**THE PROBLEM:** Report the count of lines in the records that contain "Fixed", without any added text.
─── INPUT FOR THIS TASK ───
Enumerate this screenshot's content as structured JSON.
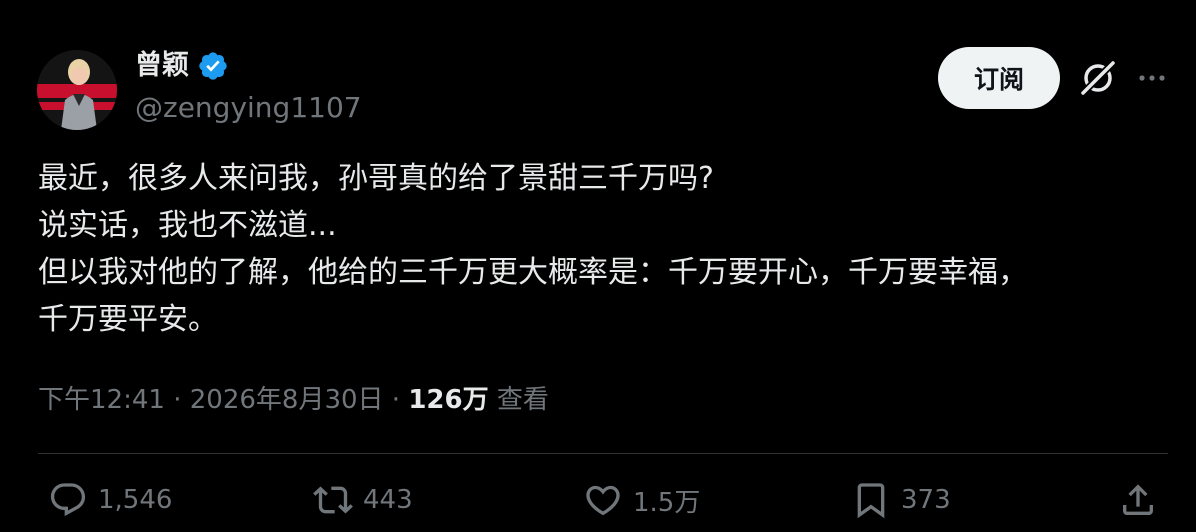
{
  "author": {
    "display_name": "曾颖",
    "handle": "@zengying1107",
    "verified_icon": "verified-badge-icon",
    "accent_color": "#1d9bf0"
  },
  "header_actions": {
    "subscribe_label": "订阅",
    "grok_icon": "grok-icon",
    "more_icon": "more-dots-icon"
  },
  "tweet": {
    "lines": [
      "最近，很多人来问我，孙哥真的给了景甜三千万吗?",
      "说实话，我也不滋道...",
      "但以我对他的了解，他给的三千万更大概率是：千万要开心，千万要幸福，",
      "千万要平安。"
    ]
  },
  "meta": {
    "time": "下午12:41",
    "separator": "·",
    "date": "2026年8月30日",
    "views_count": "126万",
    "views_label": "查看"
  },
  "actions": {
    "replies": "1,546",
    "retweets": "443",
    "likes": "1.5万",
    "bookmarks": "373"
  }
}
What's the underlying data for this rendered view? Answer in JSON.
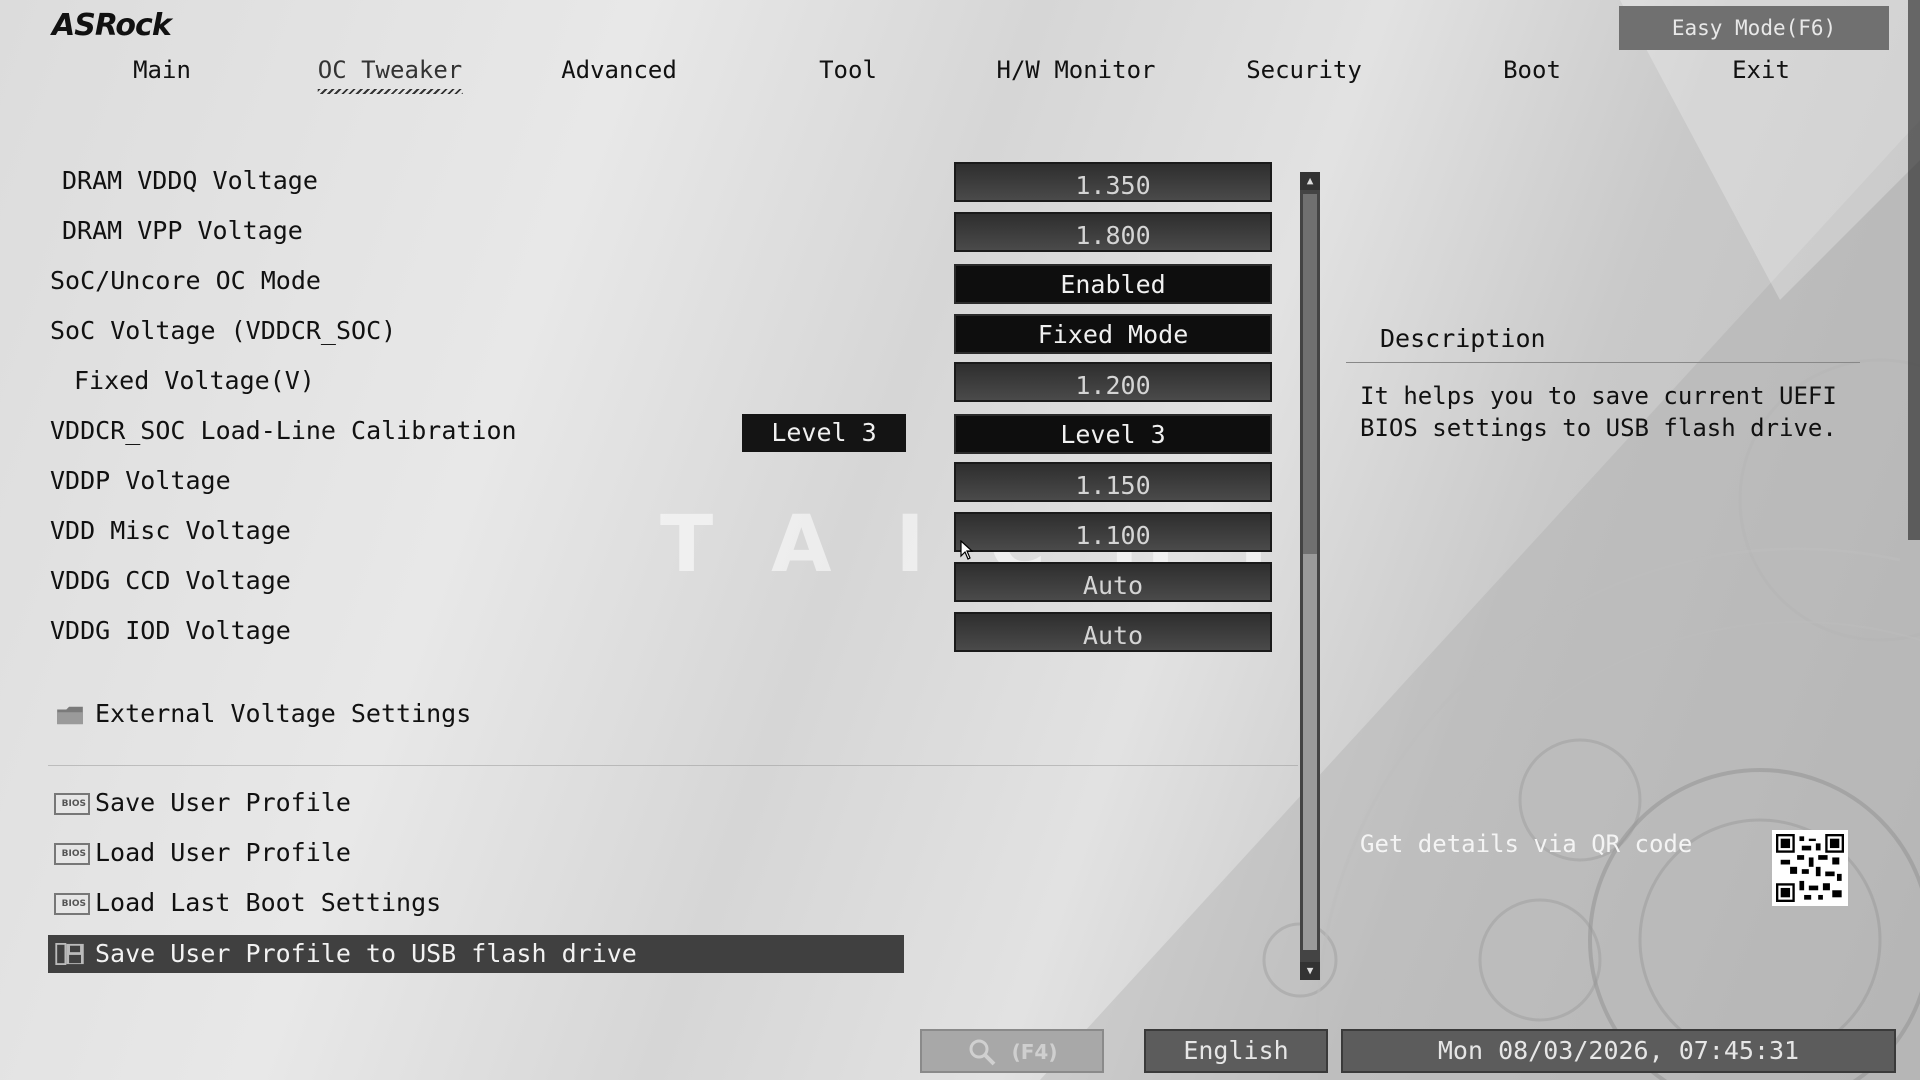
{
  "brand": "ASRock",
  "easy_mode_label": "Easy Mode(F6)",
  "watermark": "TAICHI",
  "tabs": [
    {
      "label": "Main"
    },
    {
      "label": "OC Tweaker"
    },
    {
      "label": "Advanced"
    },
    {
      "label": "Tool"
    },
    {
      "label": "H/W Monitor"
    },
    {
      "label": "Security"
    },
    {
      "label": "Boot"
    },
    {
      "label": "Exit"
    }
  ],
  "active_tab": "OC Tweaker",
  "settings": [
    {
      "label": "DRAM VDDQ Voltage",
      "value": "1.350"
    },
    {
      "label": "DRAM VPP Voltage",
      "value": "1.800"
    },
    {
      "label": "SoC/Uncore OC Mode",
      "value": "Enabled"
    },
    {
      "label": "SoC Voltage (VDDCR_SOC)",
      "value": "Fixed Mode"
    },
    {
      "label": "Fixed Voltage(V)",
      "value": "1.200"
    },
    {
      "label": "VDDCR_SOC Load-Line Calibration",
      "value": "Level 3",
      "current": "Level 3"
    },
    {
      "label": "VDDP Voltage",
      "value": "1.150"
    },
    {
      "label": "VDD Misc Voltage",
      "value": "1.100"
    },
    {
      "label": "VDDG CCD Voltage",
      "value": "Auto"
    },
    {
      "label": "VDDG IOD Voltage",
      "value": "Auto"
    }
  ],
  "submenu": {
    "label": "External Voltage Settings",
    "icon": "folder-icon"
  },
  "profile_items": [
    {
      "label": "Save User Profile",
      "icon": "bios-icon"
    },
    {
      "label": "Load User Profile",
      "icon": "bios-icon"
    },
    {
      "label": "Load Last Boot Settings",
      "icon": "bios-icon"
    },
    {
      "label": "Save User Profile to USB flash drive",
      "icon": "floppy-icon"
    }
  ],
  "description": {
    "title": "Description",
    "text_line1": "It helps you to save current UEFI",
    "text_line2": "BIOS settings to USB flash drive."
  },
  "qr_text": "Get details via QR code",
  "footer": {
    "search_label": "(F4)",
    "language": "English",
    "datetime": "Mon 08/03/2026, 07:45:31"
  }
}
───
**ANSWER TO THIS EXERCISE:** 2